Exercise details
Which of the lines in the records below hold the string "this"? Copy every one of them.

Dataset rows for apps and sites
▼
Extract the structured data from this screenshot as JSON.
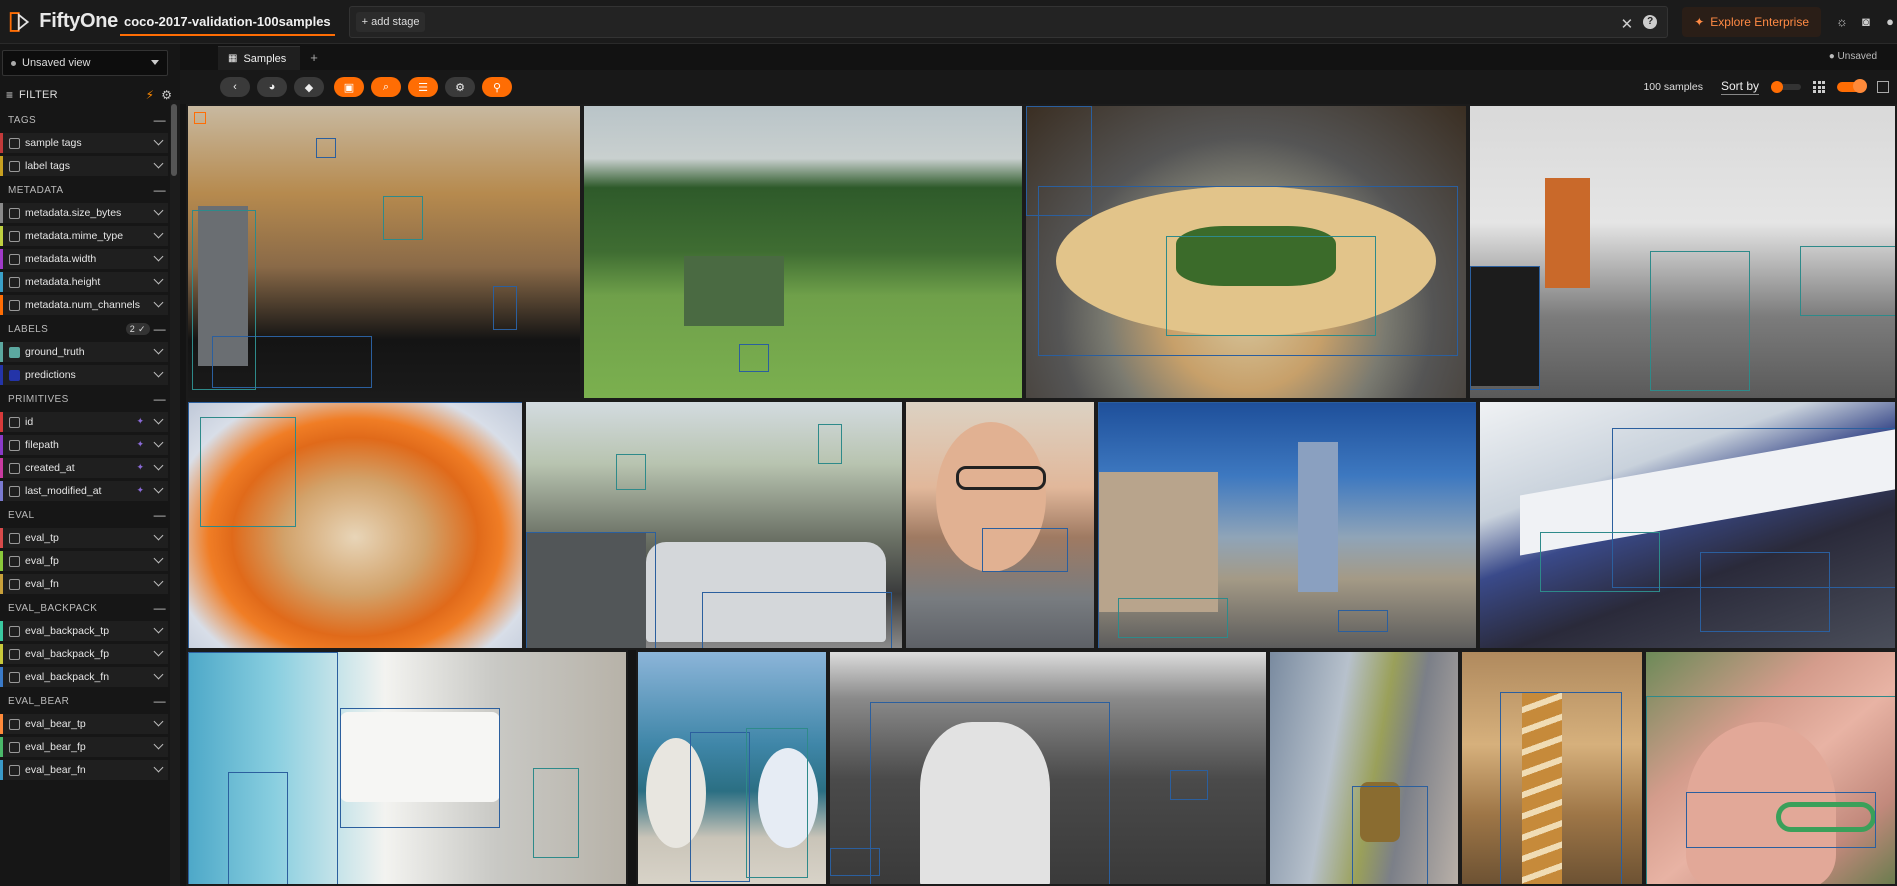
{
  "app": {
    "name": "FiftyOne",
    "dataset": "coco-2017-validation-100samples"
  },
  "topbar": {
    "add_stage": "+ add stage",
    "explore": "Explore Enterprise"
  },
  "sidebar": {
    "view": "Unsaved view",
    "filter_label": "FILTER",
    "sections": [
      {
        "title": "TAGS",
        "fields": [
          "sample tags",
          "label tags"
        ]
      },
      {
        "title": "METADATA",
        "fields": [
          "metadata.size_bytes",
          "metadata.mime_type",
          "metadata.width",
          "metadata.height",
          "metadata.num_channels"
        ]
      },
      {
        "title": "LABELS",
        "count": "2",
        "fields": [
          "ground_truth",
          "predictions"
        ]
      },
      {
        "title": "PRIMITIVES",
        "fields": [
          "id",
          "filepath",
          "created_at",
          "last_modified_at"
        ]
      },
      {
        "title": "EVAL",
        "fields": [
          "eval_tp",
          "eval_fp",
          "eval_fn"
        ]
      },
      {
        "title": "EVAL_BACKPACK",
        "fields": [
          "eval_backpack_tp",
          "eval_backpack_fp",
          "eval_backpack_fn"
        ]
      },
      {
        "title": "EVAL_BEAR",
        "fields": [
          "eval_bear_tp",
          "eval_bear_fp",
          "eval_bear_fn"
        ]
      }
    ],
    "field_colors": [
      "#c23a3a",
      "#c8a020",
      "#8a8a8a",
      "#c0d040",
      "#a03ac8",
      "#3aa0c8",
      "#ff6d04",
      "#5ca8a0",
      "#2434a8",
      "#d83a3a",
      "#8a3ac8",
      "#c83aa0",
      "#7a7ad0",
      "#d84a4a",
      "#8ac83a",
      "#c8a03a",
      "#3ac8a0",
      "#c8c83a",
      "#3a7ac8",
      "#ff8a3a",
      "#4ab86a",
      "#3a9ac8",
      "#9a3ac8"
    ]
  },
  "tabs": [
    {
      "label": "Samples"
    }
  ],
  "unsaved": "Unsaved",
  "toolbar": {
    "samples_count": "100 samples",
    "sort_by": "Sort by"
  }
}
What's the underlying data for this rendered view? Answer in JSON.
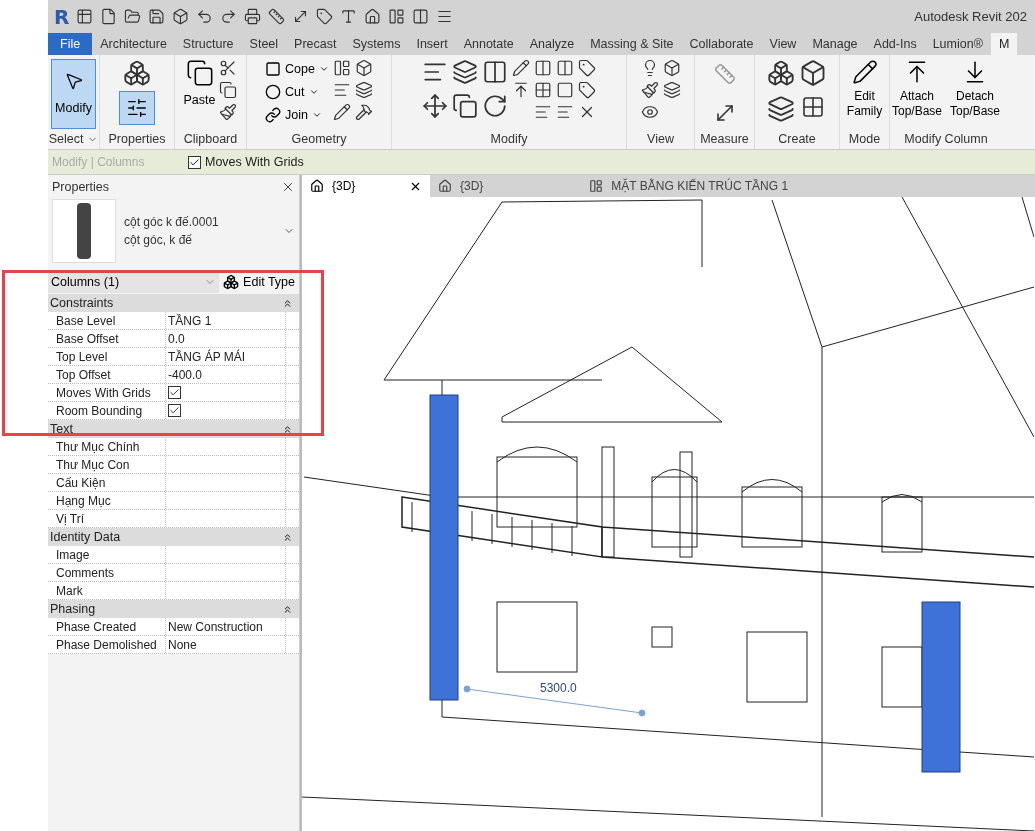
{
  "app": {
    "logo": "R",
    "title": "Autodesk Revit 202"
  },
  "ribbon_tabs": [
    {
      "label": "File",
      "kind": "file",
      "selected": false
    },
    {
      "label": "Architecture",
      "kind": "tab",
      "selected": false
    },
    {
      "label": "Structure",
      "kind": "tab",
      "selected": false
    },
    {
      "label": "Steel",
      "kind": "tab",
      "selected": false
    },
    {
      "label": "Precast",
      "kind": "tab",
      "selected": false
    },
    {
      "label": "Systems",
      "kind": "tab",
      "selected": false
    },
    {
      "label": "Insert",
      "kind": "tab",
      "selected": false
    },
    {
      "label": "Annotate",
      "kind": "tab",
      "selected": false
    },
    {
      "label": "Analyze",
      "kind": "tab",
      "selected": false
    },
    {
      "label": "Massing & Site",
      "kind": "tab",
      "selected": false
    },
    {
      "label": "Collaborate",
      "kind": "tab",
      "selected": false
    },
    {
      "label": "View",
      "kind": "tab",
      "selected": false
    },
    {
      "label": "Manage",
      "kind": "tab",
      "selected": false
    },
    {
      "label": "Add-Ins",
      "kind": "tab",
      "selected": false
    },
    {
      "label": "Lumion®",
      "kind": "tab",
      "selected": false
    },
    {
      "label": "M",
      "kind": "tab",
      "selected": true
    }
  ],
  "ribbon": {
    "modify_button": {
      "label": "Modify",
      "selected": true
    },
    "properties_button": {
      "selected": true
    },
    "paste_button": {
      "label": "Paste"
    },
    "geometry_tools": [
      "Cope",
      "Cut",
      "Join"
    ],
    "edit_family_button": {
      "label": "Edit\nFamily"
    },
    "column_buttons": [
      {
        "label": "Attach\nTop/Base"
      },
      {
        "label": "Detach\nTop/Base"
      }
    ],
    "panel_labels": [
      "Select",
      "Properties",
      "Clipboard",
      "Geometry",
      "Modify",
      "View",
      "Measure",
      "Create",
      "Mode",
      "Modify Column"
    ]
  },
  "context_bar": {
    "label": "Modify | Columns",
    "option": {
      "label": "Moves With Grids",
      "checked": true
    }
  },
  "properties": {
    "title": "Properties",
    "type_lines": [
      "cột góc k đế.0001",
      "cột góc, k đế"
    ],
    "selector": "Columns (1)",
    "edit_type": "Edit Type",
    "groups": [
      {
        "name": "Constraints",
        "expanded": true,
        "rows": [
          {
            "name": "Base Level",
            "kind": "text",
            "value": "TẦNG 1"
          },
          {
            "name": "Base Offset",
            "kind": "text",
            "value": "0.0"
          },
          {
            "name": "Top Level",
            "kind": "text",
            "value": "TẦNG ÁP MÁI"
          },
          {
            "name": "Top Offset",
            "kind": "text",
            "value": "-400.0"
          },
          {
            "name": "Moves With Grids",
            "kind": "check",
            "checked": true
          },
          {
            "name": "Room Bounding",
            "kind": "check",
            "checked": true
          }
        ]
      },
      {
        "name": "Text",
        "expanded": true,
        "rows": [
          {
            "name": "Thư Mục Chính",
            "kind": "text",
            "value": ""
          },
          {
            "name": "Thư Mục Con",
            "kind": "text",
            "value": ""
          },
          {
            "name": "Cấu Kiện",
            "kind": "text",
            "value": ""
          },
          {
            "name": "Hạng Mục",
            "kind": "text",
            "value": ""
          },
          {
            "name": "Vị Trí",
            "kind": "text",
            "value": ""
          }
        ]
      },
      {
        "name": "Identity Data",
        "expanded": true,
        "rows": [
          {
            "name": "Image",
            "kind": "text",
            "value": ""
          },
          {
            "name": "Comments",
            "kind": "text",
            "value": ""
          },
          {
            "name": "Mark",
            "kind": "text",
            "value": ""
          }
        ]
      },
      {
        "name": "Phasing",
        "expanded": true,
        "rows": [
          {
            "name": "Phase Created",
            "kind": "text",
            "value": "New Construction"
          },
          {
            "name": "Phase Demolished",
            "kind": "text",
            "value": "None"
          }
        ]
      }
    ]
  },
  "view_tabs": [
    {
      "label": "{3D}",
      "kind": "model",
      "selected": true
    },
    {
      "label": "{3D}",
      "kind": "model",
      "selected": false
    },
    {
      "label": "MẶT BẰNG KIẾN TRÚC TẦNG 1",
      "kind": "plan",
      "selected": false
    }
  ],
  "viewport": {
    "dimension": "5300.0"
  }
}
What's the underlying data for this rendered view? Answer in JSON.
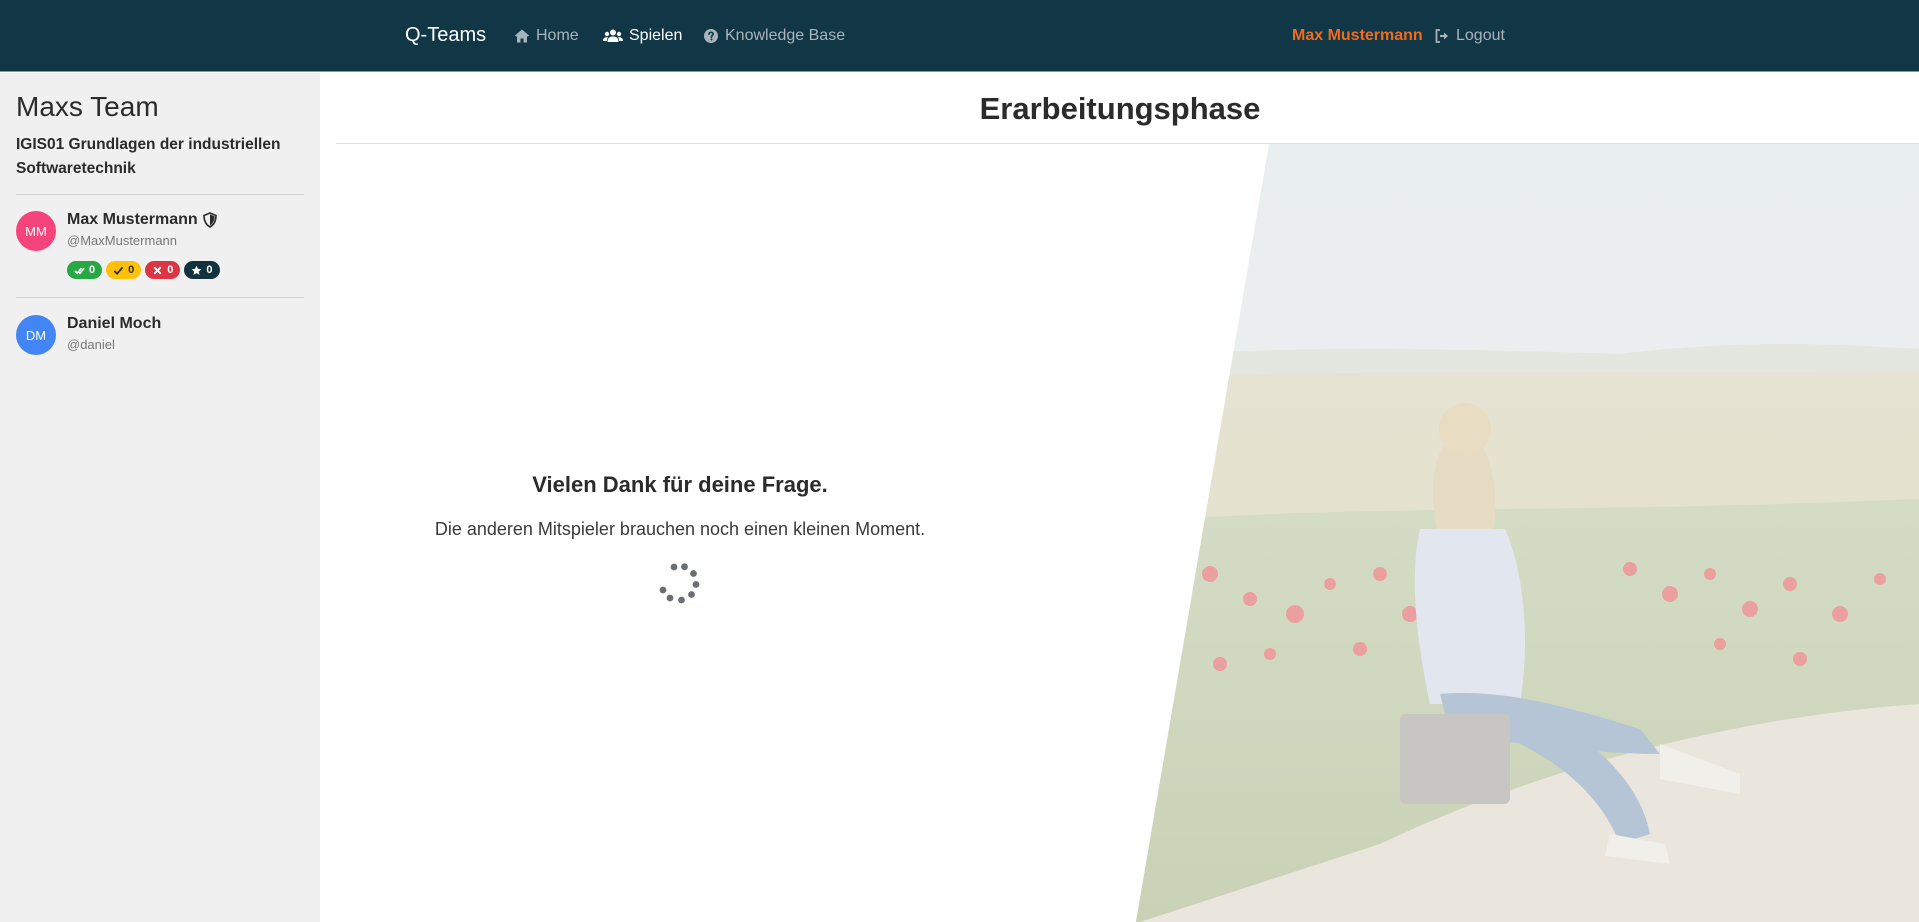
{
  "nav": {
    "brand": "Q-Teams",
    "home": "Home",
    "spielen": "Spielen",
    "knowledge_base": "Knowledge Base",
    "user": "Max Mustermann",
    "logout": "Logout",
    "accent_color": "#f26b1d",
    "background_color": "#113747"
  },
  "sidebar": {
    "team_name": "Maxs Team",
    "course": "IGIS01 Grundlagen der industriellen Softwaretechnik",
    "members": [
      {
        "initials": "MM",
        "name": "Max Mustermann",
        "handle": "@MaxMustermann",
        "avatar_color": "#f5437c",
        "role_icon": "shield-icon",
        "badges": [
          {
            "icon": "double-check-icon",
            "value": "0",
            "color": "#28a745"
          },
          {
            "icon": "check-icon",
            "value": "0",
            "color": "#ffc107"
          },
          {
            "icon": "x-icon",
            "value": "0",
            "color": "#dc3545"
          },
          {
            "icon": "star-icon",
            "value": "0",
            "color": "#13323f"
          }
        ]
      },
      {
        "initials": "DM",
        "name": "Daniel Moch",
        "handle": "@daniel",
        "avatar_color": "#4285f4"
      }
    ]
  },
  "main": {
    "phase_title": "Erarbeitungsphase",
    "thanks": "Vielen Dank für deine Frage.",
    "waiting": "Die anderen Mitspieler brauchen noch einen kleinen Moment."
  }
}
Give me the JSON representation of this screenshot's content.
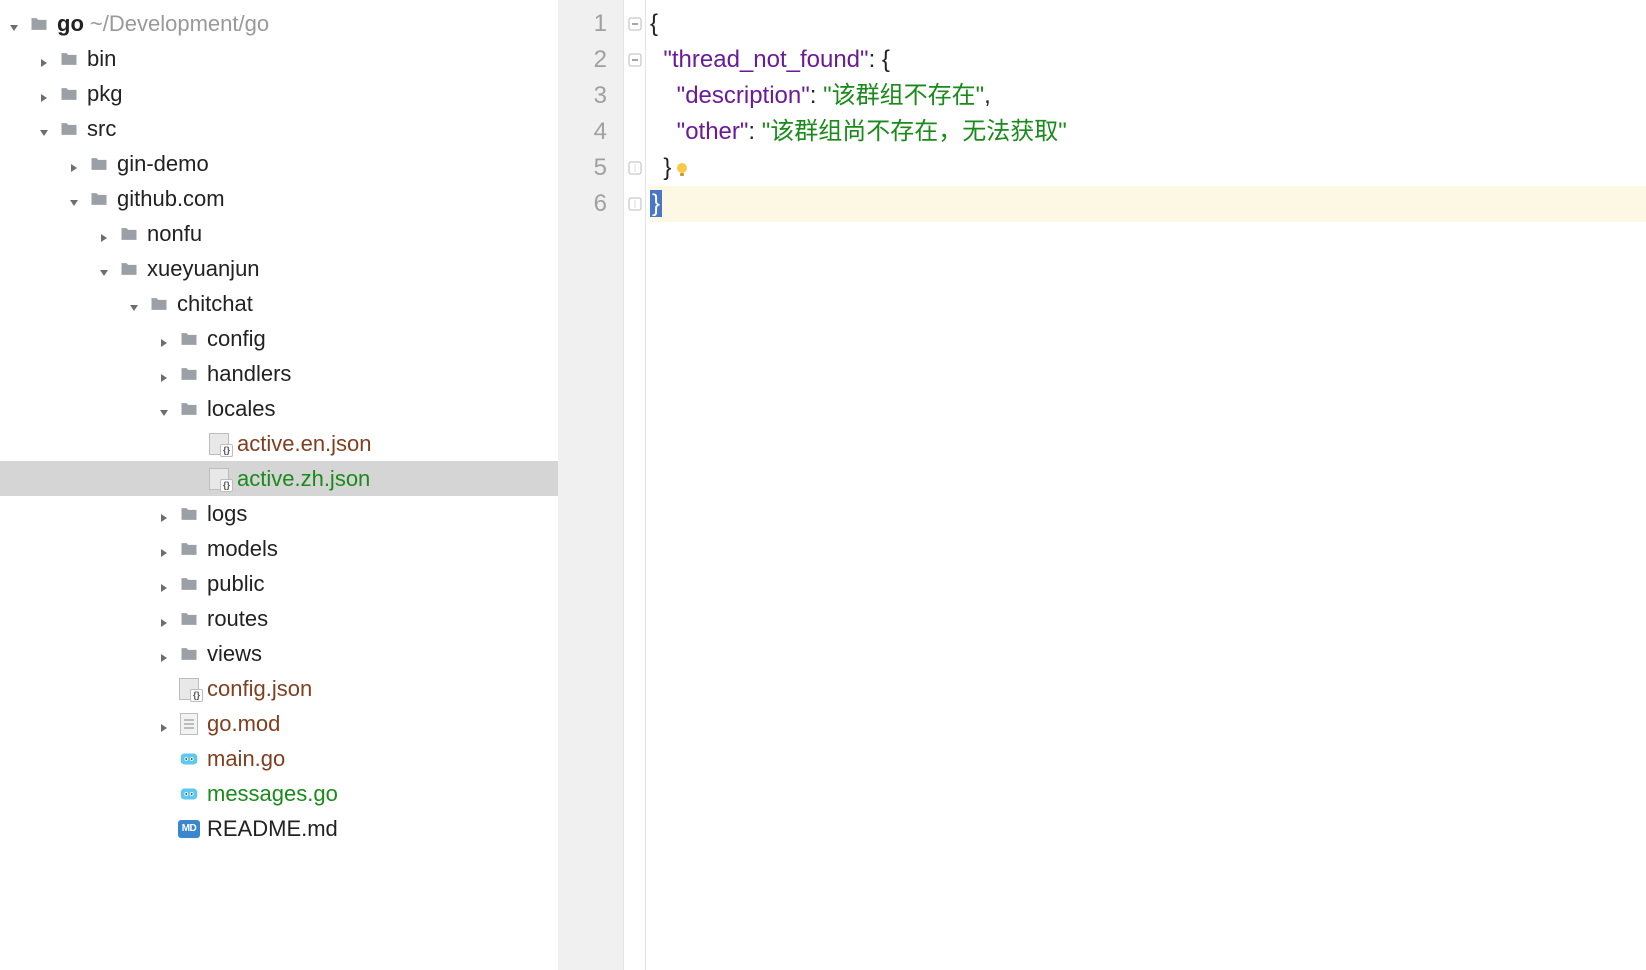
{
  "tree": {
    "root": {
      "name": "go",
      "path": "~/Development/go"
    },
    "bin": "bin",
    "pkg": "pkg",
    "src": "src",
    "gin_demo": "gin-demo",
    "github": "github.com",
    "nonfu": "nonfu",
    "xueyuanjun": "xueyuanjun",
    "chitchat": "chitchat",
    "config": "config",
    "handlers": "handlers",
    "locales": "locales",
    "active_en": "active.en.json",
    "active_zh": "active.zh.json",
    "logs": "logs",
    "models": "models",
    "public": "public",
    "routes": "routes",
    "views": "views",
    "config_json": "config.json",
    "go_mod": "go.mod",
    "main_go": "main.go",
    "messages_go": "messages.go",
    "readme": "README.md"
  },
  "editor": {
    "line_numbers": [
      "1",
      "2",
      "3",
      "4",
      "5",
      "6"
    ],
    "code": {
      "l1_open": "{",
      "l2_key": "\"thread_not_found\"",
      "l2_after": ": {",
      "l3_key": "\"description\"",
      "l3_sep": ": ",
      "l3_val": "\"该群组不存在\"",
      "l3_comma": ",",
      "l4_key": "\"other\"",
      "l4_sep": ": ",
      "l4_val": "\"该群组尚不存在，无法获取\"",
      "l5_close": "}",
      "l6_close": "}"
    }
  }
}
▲
Result
Extract the structured data from this screenshot as JSON.
What's the underlying data for this rendered view? Answer in JSON.
What's the underlying data for this rendered view? Answer in JSON.
Give me the JSON representation of this screenshot's content.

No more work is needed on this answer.